Why 2,000-Year-Old Roman Concrete Still Stands

How is it that 2000 years later, certain Roman ruins still stand in harbors? Geologists have determined that it pertains to one of the components—aluminum tobermorite, a rare mineral found in volcanic ash. When struck with seawater (another component of Roman concrete, along with lime and rock), a possolanic reaction occurs where the tobermorite crystallizes and spreads—adding further strength. Thus, longterm seawater exposure only reinforces …

Two Amateur Divers Accidentally Discover Roman-Era Treasure

While exploring a sunken ship in the ancient port of Caesarea, two amateur divers stumbled upon the largest trove of Roman-era artifacts in Israel in three decades. Bronze statues, lamps, jars, and thousands of coins featuring the faces of Constantine and Licinius were uncovered—some dating back to the fourth century AD. The treasure likely ended up down there after a storm wrecked a ship nearly …

2014 OUTDOOR Urban Art Festival in Rome

15 artists from six different countries come together for NUfactory's ephemeral celebration of street art

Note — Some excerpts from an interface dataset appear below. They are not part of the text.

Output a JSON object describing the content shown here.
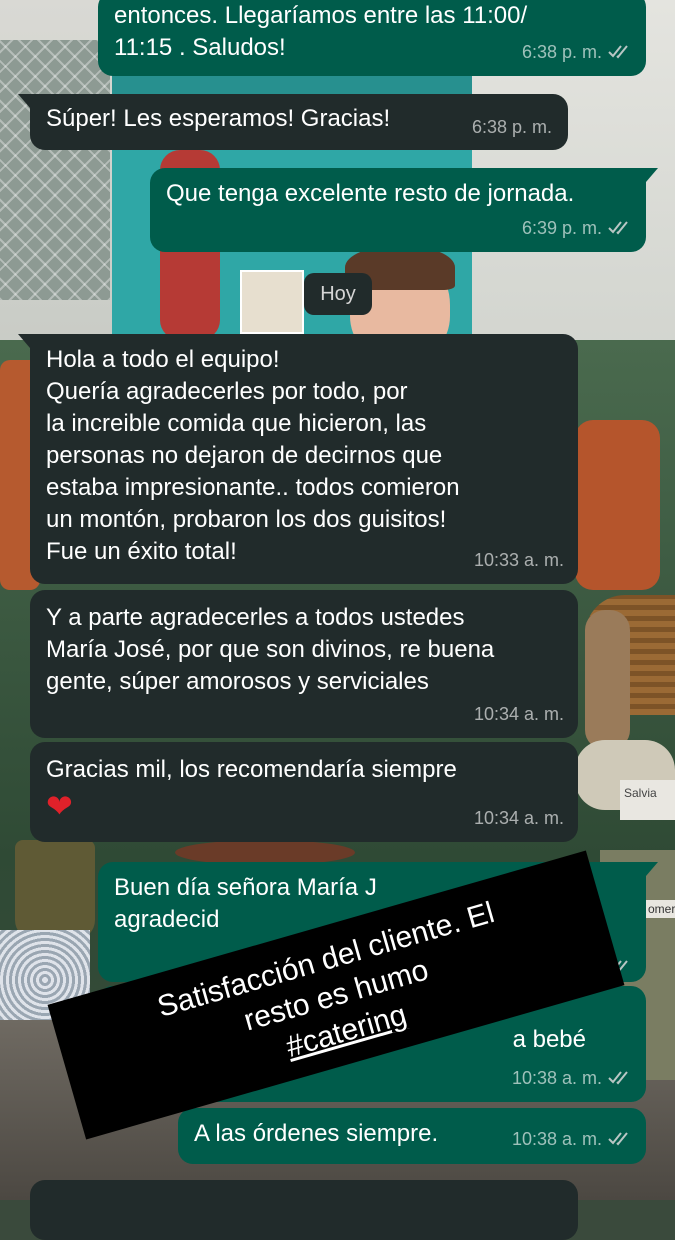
{
  "chat": {
    "messages": [
      {
        "id": "m1",
        "direction": "out",
        "text": "entonces. Llegaríamos entre las 11:00/\n11:15 . Saludos!",
        "time": "6:38 p. m.",
        "status": "read"
      },
      {
        "id": "m2",
        "direction": "in",
        "text": "Súper! Les esperamos! Gracias!",
        "time": "6:38 p. m."
      },
      {
        "id": "m3",
        "direction": "out",
        "text": "Que tenga excelente resto de jornada.",
        "time": "6:39 p. m.",
        "status": "read"
      },
      {
        "id": "m4",
        "direction": "in",
        "text": "Hola a todo el equipo!\nQuería agradecerles por todo, por\nla increible comida que hicieron, las\npersonas no dejaron de decirnos que\nestaba impresionante.. todos comieron\nun montón, probaron los dos guisitos!\nFue un éxito total!",
        "time": "10:33 a. m."
      },
      {
        "id": "m5",
        "direction": "in",
        "text": "Y a parte agradecerles a todos ustedes\nMaría José, por que son divinos, re buena\ngente, súper amorosos y serviciales",
        "time": "10:34 a. m."
      },
      {
        "id": "m6",
        "direction": "in",
        "text": "Gracias mil, los recomendaría siempre",
        "emoji": "❤",
        "time": "10:34 a. m."
      },
      {
        "id": "m7",
        "direction": "out",
        "text": "Buen día señora María J\nagradecid",
        "status": "read"
      },
      {
        "id": "m8",
        "direction": "out",
        "text": "a bebé",
        "time": "10:38 a. m.",
        "status": "read"
      },
      {
        "id": "m9",
        "direction": "out",
        "text": "A las órdenes siempre.",
        "time": "10:38 a. m.",
        "status": "read"
      }
    ],
    "day_separator": "Hoy"
  },
  "wallpaper": {
    "sign_label": "Salvia",
    "partial_label": "omero"
  },
  "sticker": {
    "line1": "Satisfacción del cliente. El",
    "line2": "resto es humo",
    "hashtag": "#catering"
  },
  "colors": {
    "incoming_bubble": "#212b2b",
    "outgoing_bubble": "#005c4b",
    "read_ticks": "#b9c6c4",
    "heart": "#e0212a",
    "sticker_bg": "#000000"
  },
  "icons": {
    "read_receipt": "double-check-icon",
    "emoji": "red-heart-emoji"
  }
}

At the recent private preview of the OUTDOOR Urban Art Festival in Rome, we were approached by two men in their 60s while we stood outside of the massive gates of an abandoned house in San Lorenzo. While uninvited, they were welcomed by curator Francesco Dobrovich, and we embarked on a tour together in which the men expressed an incredible knowledge of the Roman street …